YOUR ASSIGNMENT
Look through the records and copy each line that has "domain" in it.

INFORMATION
_____
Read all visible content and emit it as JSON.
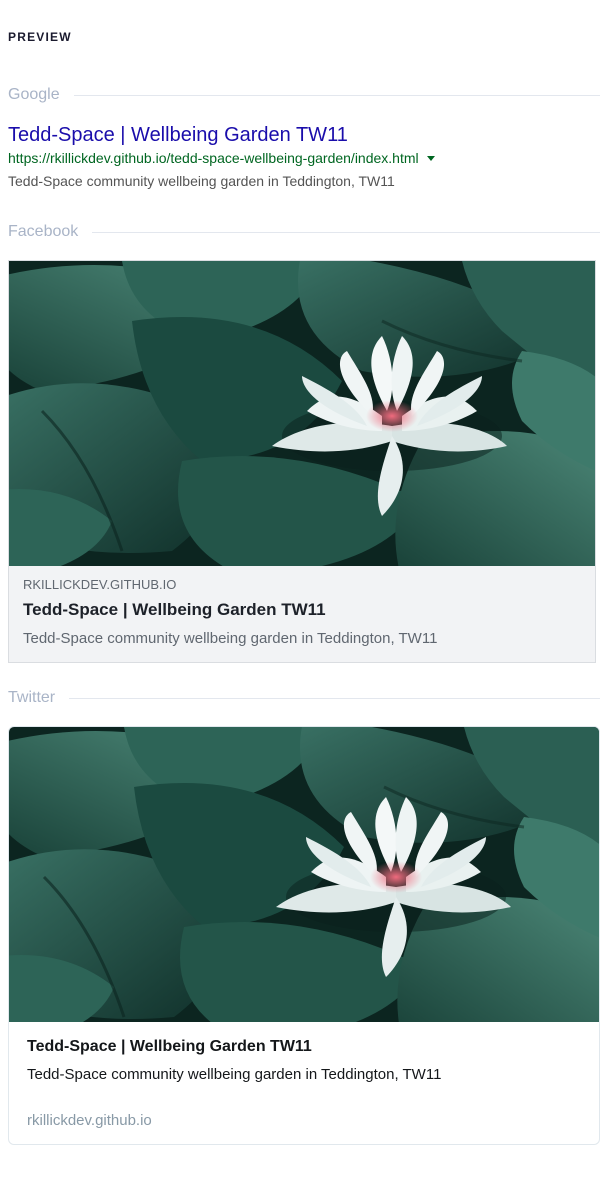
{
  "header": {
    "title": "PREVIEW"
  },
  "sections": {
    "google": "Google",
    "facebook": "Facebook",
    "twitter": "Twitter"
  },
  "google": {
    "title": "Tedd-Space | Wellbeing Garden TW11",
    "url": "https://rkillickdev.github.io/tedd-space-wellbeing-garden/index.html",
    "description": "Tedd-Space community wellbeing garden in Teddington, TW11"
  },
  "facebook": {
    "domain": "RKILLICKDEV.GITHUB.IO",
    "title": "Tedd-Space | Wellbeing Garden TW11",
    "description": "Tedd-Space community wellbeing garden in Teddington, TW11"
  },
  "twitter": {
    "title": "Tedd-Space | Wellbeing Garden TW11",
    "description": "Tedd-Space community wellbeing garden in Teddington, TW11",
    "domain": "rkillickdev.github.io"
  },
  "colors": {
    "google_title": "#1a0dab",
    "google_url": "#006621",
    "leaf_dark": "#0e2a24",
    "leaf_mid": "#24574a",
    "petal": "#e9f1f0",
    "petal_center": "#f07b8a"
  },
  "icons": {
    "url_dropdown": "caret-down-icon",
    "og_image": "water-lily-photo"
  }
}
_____
WRITTEN REPLY
    "domain": "RKILLICKDEV.GITHUB.IO",
    "domain": "rkillickdev.github.io"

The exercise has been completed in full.